I don’t think I have ever seen so many handsome and lovely TV field reporters running around with their mikes at arms length, their customized face masks well in place, their manners barely under control. Most of them seem to be asking the same damned question of everyone, “Have you ever seen this country so divided?”
Of course, the answer is always a mournful “No,” and a grim, sad awareness that things just aren’t the way they used to be. We’re divided for sure, and this time it could break us into little pieces and smash us into the mud.
One of the first lessons of journalism (and I know because I was a journalist for a long, long time) was to be careful about the kinds of questions you asked. If you already knew what the answer was going to be, you should probably have thought up a better question. Short of that, you were just going to toss another log onto whatever fire it was you went out there to examine.

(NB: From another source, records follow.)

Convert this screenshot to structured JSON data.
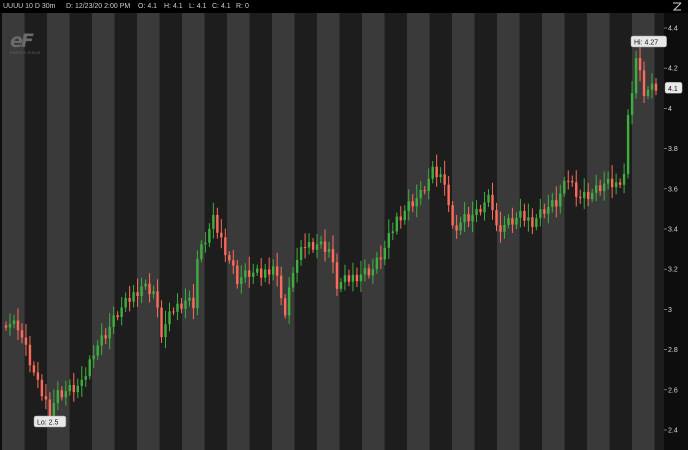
{
  "header": {
    "symbol": "UUUU 10 D 30m",
    "date": "D: 12/23/20 2:00 PM",
    "open": "O: 4.1",
    "high": "H: 4.1",
    "low": "L: 4.1",
    "close": "C: 4.1",
    "volume": "R: 0"
  },
  "logo": {
    "mark": "eF",
    "sub": "ENERGY FUELS"
  },
  "chart_data": {
    "type": "candlestick",
    "symbol": "UUUU",
    "timeframe": "10 D 30m",
    "y_ticks": [
      2.4,
      2.6,
      2.8,
      3,
      3.2,
      3.4,
      3.6,
      3.8,
      4,
      4.2,
      4.4
    ],
    "ylim": [
      2.36,
      4.47
    ],
    "last_price": 4.1,
    "high_marker": "Hi: 4.27",
    "low_marker": "Lo: 2.5",
    "up_color": "#3fae3f",
    "down_color": "#ff6b5a",
    "session_band_colors": [
      "#3a3a3a",
      "#1d1d1d"
    ],
    "anchors": [
      [
        0,
        2.94
      ],
      [
        3,
        2.92
      ],
      [
        5,
        2.8
      ],
      [
        8,
        2.62
      ],
      [
        11,
        2.5
      ],
      [
        13,
        2.58
      ],
      [
        16,
        2.6
      ],
      [
        19,
        2.62
      ],
      [
        22,
        2.8
      ],
      [
        25,
        2.88
      ],
      [
        28,
        2.98
      ],
      [
        31,
        3.05
      ],
      [
        34,
        3.12
      ],
      [
        37,
        3.09
      ],
      [
        39,
        2.88
      ],
      [
        42,
        3.0
      ],
      [
        45,
        3.05
      ],
      [
        47,
        3.03
      ],
      [
        48,
        3.25
      ],
      [
        50,
        3.35
      ],
      [
        52,
        3.44
      ],
      [
        55,
        3.3
      ],
      [
        58,
        3.15
      ],
      [
        61,
        3.18
      ],
      [
        64,
        3.17
      ],
      [
        67,
        3.22
      ],
      [
        69,
        3.08
      ],
      [
        70,
        2.97
      ],
      [
        72,
        3.2
      ],
      [
        75,
        3.32
      ],
      [
        78,
        3.33
      ],
      [
        81,
        3.3
      ],
      [
        83,
        3.12
      ],
      [
        86,
        3.15
      ],
      [
        89,
        3.18
      ],
      [
        92,
        3.2
      ],
      [
        95,
        3.3
      ],
      [
        98,
        3.45
      ],
      [
        101,
        3.52
      ],
      [
        104,
        3.57
      ],
      [
        107,
        3.68
      ],
      [
        110,
        3.65
      ],
      [
        112,
        3.4
      ],
      [
        115,
        3.45
      ],
      [
        118,
        3.47
      ],
      [
        120,
        3.52
      ],
      [
        121,
        3.6
      ],
      [
        123,
        3.4
      ],
      [
        126,
        3.43
      ],
      [
        129,
        3.46
      ],
      [
        132,
        3.44
      ],
      [
        135,
        3.5
      ],
      [
        138,
        3.53
      ],
      [
        141,
        3.65
      ],
      [
        144,
        3.56
      ],
      [
        147,
        3.58
      ],
      [
        150,
        3.62
      ],
      [
        153,
        3.62
      ],
      [
        155,
        3.68
      ],
      [
        156,
        3.95
      ],
      [
        158,
        4.25
      ],
      [
        160,
        4.08
      ],
      [
        163,
        4.1
      ]
    ]
  }
}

Right now, we are in the “Ohmigawd are we divided!” part of the cycle. But this will pass. A couple of months without raging political rhetoric and the sense that the nation was being led by some kind of pestilent fat boy with a foolish tweeting habit and the personality of a stoat and things will change.
I know that because we are not bad people. We just tend to dwell on the wrong things at just the wrong time. Do you really think it is in our nature to agree about things? Not in my life time, not at home, not at work, not at university, not much of anyplace. People are always disagreeing. It’s a natural state. It is not dangerous. It is not damage.
It’s just disagreement. And how you approach that is all about how to ask the right question. What you want to ask is not, “Have you ever seen the nation this divided?” No, it would be better to ask people how they would have felt in the months before the Civil War, when everyone knew something awful was coming, but they just couldn’t imagine its shape.
Sometimes, the timing of the question is very important. You have a family in its collective pajamas standing in front of the burning house they just escaped. You’re going to say to them, “Geeze, your house is burning down. That must feel pretty bad, huh?”
For sure. A couple of weeks later (assuming no one was killed or injured) in many cases an insurance agent would come along, stamp a document with “totally destroyed” and start the process to build a new house. I have seen that happen many times in my career. You can see it in statistics, too. Floods on the Mississippi only seem awful when people are being swept down the river and their houses are collapsing in the background. Go to the Federal Reserve Bank records to find out what happened then and you see what amounts to a housing boom, full employment, booming retail sales, all a consequence of a river that ripped over its banks and wrecked much of what people built alongside of it.
I am beginning to think of the presidential election, finally just ending, in that same context. We have asked all the wrong questions at the wrong time, and persist at this when we wring our hands and moan about divisiveness and how people have never been further apart.
That’s bullshit, too.
I grew up in a declining railroad town in Pennsylvania where it was very clear where the money stopped. You could see it in the state of people’s houses. When everyone was getting regular paychecks, things got painted and maintained. But when that stopped, like when the railroad went bankrupt and 40,000 people lost the jobs that had finally boosted them well into the middle class, everything started to slide like a loose hillside after a week of rain. It doesn’t take long for a place that looked quite comfortable to look very bad. A few years of no maintenance and no money and no jobs will do that.
But that would not have been the right time to go in and ask folks how things were going, because they were going badly. A couple of years pass, a resourceful community finds a new way, and things look optimistic again.
You could basically drive a stake through the heart of Democracy based on what President Trump and his backers did over the past few years. But I don’t think the damage is permanent, or lasting in any way that will matter over the long term.
What matters in America, always, is how you are just now, not so much how you were just yesterday. We live immediate lives. You have income or you don’t.
The real dividing line in the county isn’t between Trumpian Republicans and the rest of us. It’s between those of us who have always known where the next meal, house, car, vacation, whatever, was coming from and those who literally didn’t have a pot to piss in.
That’s right, it’s that old money thing again.
Show me poverty and I will show you trouble. So me abject poverty and I will show you hopelessness and the sense that the nation is headed straight to hell. If that bothers you, and it certainly should, do something about poverty.
That remains our big problem, poverty. Not the left and right of politics or the rhetoric of Trump people versus Democrats.
Democrat, Republican, Trump backer or not, none of that actually matters. What actually matters is do you have your stuff lined up well enough that tomorrow isn’t much of a worry, no matter what happens?
As long as lots of people can answer “Yes” to that question, we will press on as America, with its goal being to add more people to the “yes” column.
Haves. Have nots. It’s an old story, but one as viable today as it has ever been.